SUMMARY Conventional pressure sensitive adhesives (PSAs) are fabricated from soft viscoelastic materials that satisfy Dahlquist's criterion for tack with a Young's modulus ( E ) of 100 kPa or less at room temperature and 1 Hz. In contrast, the adhesive on the toes of geckos is made of β-keratin, a stiff material with E at least four orders of magnitude greater than the upper limit of Dahlquist's criterion. Therefore, one would not expect aβ-keratin structure to function as a PSA by deforming readily to make intimate molecular contact with a variety of surface profiles. However, since the gecko adhesive is a microstructure in the form of an array of millions of high aspect ratio shafts (setae), the effective elastic modulus( E eff ) is much lower than E of bulkβ-keratin. In the first test of the E eff of a gecko setal adhesive, we measured the forces resulting from deformation of isolated arrays of tokay gecko ( Gekko gecko ) setae during vertical compression, and during tangential compression at angles of +45° and-45°. We tested the hypothesis that E eff of gecko setae falls within Dahlquist's criterion for tack, and evaluated the validity of a model of setae as cantilever beams. Highly linear forces of deformation under all compression conditions support the cantilever model. E eff of setal arrays during vertical and +45°compression (along the natural path of drag of the setae) were 83±4.0 kPa and 86±4.4 kPa (means ± s.e.m.), respectively. Consistent with the predictions of the cantilever model, setae became significantly stiffer when compressed against the natural path of drag: E eff during -45° compression was 110±4.7 kPa. Unlike synthetic PSAs, setal arrays act as Hookean elastic solids; setal arrays function as a bed of springs with a directional stiffness, assisting alignment of the adhesive spatular tips with the contact surface during shear loading.

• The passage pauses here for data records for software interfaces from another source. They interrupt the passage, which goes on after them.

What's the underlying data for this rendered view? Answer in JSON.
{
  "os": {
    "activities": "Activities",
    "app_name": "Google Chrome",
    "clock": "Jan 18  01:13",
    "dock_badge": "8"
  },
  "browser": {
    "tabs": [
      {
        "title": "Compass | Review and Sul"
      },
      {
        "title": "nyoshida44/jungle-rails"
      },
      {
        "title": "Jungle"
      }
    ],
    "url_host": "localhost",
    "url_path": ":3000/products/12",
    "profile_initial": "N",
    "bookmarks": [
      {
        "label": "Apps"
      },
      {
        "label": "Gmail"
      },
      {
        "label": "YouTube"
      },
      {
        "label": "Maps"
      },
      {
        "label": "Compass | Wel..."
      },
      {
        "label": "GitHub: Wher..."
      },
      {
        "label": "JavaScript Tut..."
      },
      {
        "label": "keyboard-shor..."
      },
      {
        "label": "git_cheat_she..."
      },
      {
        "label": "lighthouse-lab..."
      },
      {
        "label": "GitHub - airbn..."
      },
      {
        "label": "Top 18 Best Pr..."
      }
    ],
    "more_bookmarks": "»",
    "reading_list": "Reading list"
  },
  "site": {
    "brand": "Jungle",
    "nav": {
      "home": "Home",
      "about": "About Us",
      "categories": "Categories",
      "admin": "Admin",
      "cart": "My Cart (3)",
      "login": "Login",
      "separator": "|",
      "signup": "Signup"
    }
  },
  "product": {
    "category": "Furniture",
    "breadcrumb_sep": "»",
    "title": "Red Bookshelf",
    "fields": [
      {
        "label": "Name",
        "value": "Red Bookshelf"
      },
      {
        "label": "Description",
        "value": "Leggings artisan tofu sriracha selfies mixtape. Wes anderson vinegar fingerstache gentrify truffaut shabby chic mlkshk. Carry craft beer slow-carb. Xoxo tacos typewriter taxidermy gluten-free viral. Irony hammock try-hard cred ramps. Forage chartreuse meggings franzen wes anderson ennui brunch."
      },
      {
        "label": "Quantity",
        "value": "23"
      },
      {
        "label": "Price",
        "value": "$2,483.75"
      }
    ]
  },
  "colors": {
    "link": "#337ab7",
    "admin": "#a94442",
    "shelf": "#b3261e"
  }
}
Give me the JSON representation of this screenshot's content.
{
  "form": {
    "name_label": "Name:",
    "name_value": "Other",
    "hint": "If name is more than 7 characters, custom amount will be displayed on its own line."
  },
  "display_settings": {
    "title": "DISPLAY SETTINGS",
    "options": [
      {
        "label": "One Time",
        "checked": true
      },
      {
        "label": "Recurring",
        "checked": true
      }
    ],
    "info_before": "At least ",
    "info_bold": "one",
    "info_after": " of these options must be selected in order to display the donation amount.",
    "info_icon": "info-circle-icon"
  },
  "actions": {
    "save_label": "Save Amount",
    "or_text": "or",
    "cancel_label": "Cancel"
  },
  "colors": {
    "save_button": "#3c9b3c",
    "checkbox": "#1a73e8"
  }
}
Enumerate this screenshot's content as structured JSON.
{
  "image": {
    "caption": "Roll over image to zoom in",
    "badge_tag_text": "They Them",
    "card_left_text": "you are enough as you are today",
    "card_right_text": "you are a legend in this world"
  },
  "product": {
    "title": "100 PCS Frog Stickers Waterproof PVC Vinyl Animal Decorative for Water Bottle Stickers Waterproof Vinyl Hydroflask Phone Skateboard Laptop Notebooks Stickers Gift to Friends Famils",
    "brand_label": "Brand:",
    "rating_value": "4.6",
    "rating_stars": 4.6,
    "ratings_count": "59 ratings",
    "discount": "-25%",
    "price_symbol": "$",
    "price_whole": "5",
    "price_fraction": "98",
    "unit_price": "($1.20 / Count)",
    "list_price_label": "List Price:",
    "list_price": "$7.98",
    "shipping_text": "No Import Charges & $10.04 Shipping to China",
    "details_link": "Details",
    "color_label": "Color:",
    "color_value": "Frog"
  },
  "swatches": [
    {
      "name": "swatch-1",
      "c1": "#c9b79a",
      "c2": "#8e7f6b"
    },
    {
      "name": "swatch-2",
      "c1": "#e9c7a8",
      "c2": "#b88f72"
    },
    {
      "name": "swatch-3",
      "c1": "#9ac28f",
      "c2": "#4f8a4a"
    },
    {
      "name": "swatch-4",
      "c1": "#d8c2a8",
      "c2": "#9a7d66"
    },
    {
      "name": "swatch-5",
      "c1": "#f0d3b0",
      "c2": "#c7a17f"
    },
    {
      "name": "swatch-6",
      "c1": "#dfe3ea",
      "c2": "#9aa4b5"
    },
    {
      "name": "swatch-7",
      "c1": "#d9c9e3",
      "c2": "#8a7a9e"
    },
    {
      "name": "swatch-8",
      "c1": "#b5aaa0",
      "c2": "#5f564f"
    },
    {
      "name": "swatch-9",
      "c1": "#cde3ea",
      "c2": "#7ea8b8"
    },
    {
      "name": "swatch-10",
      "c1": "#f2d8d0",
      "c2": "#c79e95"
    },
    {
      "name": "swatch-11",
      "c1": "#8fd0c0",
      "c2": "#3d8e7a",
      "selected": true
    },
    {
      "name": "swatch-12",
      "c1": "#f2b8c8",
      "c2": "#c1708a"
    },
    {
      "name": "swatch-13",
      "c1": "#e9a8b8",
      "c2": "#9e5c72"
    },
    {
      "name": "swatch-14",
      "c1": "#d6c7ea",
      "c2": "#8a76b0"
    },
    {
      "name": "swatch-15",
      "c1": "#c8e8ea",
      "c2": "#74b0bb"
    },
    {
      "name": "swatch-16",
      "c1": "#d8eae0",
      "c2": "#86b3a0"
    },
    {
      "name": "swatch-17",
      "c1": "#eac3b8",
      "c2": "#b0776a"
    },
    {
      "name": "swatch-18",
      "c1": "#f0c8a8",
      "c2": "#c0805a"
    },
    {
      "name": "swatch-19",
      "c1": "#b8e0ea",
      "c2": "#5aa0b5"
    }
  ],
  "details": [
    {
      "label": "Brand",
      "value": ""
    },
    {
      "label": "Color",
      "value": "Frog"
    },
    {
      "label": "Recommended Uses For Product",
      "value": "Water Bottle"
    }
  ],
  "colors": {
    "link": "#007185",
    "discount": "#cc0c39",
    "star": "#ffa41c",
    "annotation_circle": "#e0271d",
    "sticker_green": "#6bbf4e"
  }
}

SUMMARY Directional arrays of branched microscopic setae constitute a dry adhesive on the toes of pad-bearing geckos, nature's supreme climbers. Geckos are easily and rapidly able to detach their toes as they climb. There are two known mechanisms of detachment: (1) on the microscale, the seta detaches when the shaft reaches a critical angle with the substrate, and (2) on the macroscale, geckos hyperextend their toes, apparently peeling like tape. This raises the question of how geckos prevent detachment while inverted on the ceiling, where body weight should cause toes to peel and setal angles to increase. Geckos use opposing feet and toes while inverted, possibly to maintain shear forces that prevent detachment of setae or peeling of toes. If detachment occurs by macroscale peeling of toes, the peel angle should monotonically decrease with applied force. In contrast, if adhesive force is limited by microscale detachment of setae at a critical angle, the toe detachment angle should be independent of applied force. We tested the hypothesis that adhesion is increased by shear force in isolated setal arrays and live gecko toes. We also tested the corollary hypotheses that (1) adhesion in toes and arrays is limited as on the microscale by a critical angle, or (2)on the macroscale by adhesive strength as predicted for adhesive tapes. We found that adhesion depended directly on shear force, and was independent of detachment angle. Therefore we reject the hypothesis that gecko toes peel like tape. The linear relation between adhesion and shear force is consistent with a critical angle of release in live gecko toes and isolated setal arrays, and also with our prior observations of single setae. We introduced a new model,frictional adhesion, for gecko pad attachment and compared it to existing models of adhesive contacts. In an analysis of clinging stability of a gecko on an inclined plane each adhesive model predicted a different force control strategy. The frictional adhesion model provides an explanation for the very low detachment forces observed in climbing geckos that does not depend on toe peeling.